| EXERCISE GOAL |
Nothing in the data should be left out or altered when it is retyped.

(Extracted records)
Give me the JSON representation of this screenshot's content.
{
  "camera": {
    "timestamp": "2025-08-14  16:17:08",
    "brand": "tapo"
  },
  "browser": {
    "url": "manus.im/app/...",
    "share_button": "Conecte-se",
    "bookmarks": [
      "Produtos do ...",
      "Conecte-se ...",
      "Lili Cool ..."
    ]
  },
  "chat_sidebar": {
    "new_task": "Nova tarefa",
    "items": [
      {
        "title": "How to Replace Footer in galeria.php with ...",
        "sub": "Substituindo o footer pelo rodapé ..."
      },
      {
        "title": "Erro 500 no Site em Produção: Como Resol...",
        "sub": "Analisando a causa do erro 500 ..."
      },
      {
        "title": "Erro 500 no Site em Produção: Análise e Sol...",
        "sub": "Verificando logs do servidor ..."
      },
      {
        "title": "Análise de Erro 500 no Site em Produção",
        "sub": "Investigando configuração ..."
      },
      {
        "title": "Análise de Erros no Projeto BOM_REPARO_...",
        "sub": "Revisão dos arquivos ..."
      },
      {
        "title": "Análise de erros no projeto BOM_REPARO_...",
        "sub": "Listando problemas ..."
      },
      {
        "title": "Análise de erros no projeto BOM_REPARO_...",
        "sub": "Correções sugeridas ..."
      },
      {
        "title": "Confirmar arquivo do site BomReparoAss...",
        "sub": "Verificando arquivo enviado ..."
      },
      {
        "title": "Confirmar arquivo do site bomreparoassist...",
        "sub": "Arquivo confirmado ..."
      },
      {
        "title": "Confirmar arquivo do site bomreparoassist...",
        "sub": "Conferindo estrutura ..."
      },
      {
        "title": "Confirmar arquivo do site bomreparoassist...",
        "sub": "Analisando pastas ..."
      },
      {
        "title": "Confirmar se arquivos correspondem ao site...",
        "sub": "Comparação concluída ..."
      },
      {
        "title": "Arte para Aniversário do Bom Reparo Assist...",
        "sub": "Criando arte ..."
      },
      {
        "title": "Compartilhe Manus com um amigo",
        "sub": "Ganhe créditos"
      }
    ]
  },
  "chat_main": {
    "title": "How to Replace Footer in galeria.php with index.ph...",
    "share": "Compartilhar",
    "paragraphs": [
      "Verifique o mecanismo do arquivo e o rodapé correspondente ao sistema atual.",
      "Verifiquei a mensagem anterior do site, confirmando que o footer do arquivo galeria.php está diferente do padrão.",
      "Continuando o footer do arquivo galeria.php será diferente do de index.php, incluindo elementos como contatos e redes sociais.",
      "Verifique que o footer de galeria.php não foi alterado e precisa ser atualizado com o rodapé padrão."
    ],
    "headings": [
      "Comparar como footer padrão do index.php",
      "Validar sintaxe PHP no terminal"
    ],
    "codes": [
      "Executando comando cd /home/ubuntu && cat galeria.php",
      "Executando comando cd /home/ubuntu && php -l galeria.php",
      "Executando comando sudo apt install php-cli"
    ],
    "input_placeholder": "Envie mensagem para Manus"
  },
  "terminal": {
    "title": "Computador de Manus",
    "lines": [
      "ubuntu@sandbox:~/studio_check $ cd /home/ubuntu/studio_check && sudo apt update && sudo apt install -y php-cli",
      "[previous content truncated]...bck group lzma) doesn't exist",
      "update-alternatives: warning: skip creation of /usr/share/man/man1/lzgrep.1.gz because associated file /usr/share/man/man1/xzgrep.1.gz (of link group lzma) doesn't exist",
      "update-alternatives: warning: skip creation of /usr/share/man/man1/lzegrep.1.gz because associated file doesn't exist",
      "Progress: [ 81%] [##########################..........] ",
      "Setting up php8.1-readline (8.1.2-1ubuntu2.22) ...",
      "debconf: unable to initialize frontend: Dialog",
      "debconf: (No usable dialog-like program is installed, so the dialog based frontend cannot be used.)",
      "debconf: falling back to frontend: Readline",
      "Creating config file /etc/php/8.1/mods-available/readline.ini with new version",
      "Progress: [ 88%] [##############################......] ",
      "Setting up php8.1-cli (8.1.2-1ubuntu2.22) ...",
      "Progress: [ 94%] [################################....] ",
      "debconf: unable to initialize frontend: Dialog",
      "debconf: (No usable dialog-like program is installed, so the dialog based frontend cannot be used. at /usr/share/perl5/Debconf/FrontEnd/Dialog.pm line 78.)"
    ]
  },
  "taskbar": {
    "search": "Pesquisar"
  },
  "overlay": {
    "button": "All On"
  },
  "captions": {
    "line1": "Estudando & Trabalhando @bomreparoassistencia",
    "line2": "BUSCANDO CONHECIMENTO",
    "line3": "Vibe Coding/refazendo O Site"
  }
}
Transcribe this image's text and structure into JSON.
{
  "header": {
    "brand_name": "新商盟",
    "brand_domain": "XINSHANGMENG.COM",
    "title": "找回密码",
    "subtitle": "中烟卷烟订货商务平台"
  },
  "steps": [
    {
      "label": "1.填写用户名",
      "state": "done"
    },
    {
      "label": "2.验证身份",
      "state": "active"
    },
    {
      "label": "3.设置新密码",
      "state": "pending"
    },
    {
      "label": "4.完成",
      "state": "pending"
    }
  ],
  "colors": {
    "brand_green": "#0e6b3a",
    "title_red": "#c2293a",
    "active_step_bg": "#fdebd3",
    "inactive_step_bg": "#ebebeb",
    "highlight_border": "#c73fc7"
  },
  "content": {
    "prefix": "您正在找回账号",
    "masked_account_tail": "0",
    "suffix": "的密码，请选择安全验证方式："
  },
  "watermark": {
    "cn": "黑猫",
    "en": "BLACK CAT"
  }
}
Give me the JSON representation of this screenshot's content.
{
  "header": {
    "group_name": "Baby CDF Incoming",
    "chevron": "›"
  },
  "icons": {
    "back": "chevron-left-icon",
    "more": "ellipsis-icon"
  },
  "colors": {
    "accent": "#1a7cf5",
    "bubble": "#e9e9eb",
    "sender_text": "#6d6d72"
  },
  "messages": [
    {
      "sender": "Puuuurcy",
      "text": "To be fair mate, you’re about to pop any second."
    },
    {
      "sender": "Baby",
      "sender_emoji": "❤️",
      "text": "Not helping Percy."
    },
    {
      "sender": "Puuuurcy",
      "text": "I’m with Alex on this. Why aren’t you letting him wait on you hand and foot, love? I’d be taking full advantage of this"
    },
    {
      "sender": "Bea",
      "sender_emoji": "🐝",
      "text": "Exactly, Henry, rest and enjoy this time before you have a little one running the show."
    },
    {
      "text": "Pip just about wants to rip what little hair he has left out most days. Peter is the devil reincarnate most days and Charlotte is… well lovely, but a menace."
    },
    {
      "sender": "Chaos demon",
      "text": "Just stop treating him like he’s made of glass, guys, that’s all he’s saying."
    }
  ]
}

| WRITTEN RESPONSE |
Give me the JSON representation of this screenshot's content.
{
  "camera": {
    "timestamp": "2025-08-14  16:17:08",
    "brand": "tapo"
  },
  "browser": {
    "url": "manus.im/app/...",
    "share_button": "Conecte-se",
    "bookmarks": [
      "Produtos do ...",
      "Conecte-se ...",
      "Lili Cool ..."
    ]
  },
  "chat_sidebar": {
    "new_task": "Nova tarefa",
    "items": [
      {
        "title": "How to Replace Footer in galeria.php with ...",
        "sub": "Substituindo o footer pelo rodapé ..."
      },
      {
        "title": "Erro 500 no Site em Produção: Como Resol...",
        "sub": "Analisando a causa do erro 500 ..."
      },
      {
        "title": "Erro 500 no Site em Produção: Análise e Sol...",
        "sub": "Verificando logs do servidor ..."
      },
      {
        "title": "Análise de Erro 500 no Site em Produção",
        "sub": "Investigando configuração ..."
      },
      {
        "title": "Análise de Erros no Projeto BOM_REPARO_...",
        "sub": "Revisão dos arquivos ..."
      },
      {
        "title": "Análise de erros no projeto BOM_REPARO_...",
        "sub": "Listando problemas ..."
      },
      {
        "title": "Análise de erros no projeto BOM_REPARO_...",
        "sub": "Correções sugeridas ..."
      },
      {
        "title": "Confirmar arquivo do site BomReparoAss...",
        "sub": "Verificando arquivo enviado ..."
      },
      {
        "title": "Confirmar arquivo do site bomreparoassist...",
        "sub": "Arquivo confirmado ..."
      },
      {
        "title": "Confirmar arquivo do site bomreparoassist...",
        "sub": "Conferindo estrutura ..."
      },
      {
        "title": "Confirmar arquivo do site bomreparoassist...",
        "sub": "Analisando pastas ..."
      },
      {
        "title": "Confirmar se arquivos correspondem ao site...",
        "sub": "Comparação concluída ..."
      },
      {
        "title": "Arte para Aniversário do Bom Reparo Assist...",
        "sub": "Criando arte ..."
      },
      {
        "title": "Compartilhe Manus com um amigo",
        "sub": "Ganhe créditos"
      }
    ]
  },
  "chat_main": {
    "title": "How to Replace Footer in galeria.php with index.ph...",
    "share": "Compartilhar",
    "paragraphs": [
      "Verifique o mecanismo do arquivo e o rodapé correspondente ao sistema atual.",
      "Verifiquei a mensagem anterior do site, confirmando que o footer do arquivo galeria.php está diferente do padrão.",
      "Continuando o footer do arquivo galeria.php será diferente do de index.php, incluindo elementos como contatos e redes sociais.",
      "Verifique que o footer de galeria.php não foi alterado e precisa ser atualizado com o rodapé padrão."
    ],
    "headings": [
      "Comparar como footer padrão do index.php",
      "Validar sintaxe PHP no terminal"
    ],
    "codes": [
      "Executando comando cd /home/ubuntu && cat galeria.php",
      "Executando comando cd /home/ubuntu && php -l galeria.php",
      "Executando comando sudo apt install php-cli"
    ],
    "input_placeholder": "Envie mensagem para Manus"
  },
  "terminal": {
    "title": "Computador de Manus",
    "lines": [
      "ubuntu@sandbox:~/studio_check $ cd /home/ubuntu/studio_check && sudo apt update && sudo apt install -y php-cli",
      "[previous content truncated]...bck group lzma) doesn't exist",
      "update-alternatives: warning: skip creation of /usr/share/man/man1/lzgrep.1.gz because associated file /usr/share/man/man1/xzgrep.1.gz (of link group lzma) doesn't exist",
      "update-alternatives: warning: skip creation of /usr/share/man/man1/lzegrep.1.gz because associated file doesn't exist",
      "Progress: [ 81%] [##########################..........] ",
      "Setting up php8.1-readline (8.1.2-1ubuntu2.22) ...",
      "debconf: unable to initialize frontend: Dialog",
      "debconf: (No usable dialog-like program is installed, so the dialog based frontend cannot be used.)",
      "debconf: falling back to frontend: Readline",
      "Creating config file /etc/php/8.1/mods-available/readline.ini with new version",
      "Progress: [ 88%] [##############################......] ",
      "Setting up php8.1-cli (8.1.2-1ubuntu2.22) ...",
      "Progress: [ 94%] [################################....] ",
      "debconf: unable to initialize frontend: Dialog",
      "debconf: (No usable dialog-like program is installed, so the dialog based frontend cannot be used. at /usr/share/perl5/Debconf/FrontEnd/Dialog.pm line 78.)"
    ]
  },
  "taskbar": {
    "search": "Pesquisar"
  },
  "overlay": {
    "button": "All On"
  },
  "captions": {
    "line1": "Estudando & Trabalhando @bomreparoassistencia",
    "line2": "BUSCANDO CONHECIMENTO",
    "line3": "Vibe Coding/refazendo O Site"
  }
}
Transcribe this image's text and structure into JSON.
{
  "header": {
    "brand_name": "新商盟",
    "brand_domain": "XINSHANGMENG.COM",
    "title": "找回密码",
    "subtitle": "中烟卷烟订货商务平台"
  },
  "steps": [
    {
      "label": "1.填写用户名",
      "state": "done"
    },
    {
      "label": "2.验证身份",
      "state": "active"
    },
    {
      "label": "3.设置新密码",
      "state": "pending"
    },
    {
      "label": "4.完成",
      "state": "pending"
    }
  ],
  "colors": {
    "brand_green": "#0e6b3a",
    "title_red": "#c2293a",
    "active_step_bg": "#fdebd3",
    "inactive_step_bg": "#ebebeb",
    "highlight_border": "#c73fc7"
  },
  "content": {
    "prefix": "您正在找回账号",
    "masked_account_tail": "0",
    "suffix": "的密码，请选择安全验证方式："
  },
  "watermark": {
    "cn": "黑猫",
    "en": "BLACK CAT"
  }
}
Give me the JSON representation of this screenshot's content.
{
  "header": {
    "group_name": "Baby CDF Incoming",
    "chevron": "›"
  },
  "icons": {
    "back": "chevron-left-icon",
    "more": "ellipsis-icon"
  },
  "colors": {
    "accent": "#1a7cf5",
    "bubble": "#e9e9eb",
    "sender_text": "#6d6d72"
  },
  "messages": [
    {
      "sender": "Puuuurcy",
      "text": "To be fair mate, you’re about to pop any second."
    },
    {
      "sender": "Baby",
      "sender_emoji": "❤️",
      "text": "Not helping Percy."
    },
    {
      "sender": "Puuuurcy",
      "text": "I’m with Alex on this. Why aren’t you letting him wait on you hand and foot, love? I’d be taking full advantage of this"
    },
    {
      "sender": "Bea",
      "sender_emoji": "🐝",
      "text": "Exactly, Henry, rest and enjoy this time before you have a little one running the show."
    },
    {
      "text": "Pip just about wants to rip what little hair he has left out most days. Peter is the devil reincarnate most days and Charlotte is… well lovely, but a menace."
    },
    {
      "sender": "Chaos demon",
      "text": "Just stop treating him like he’s made of glass, guys, that’s all he’s saying."
    }
  ]
}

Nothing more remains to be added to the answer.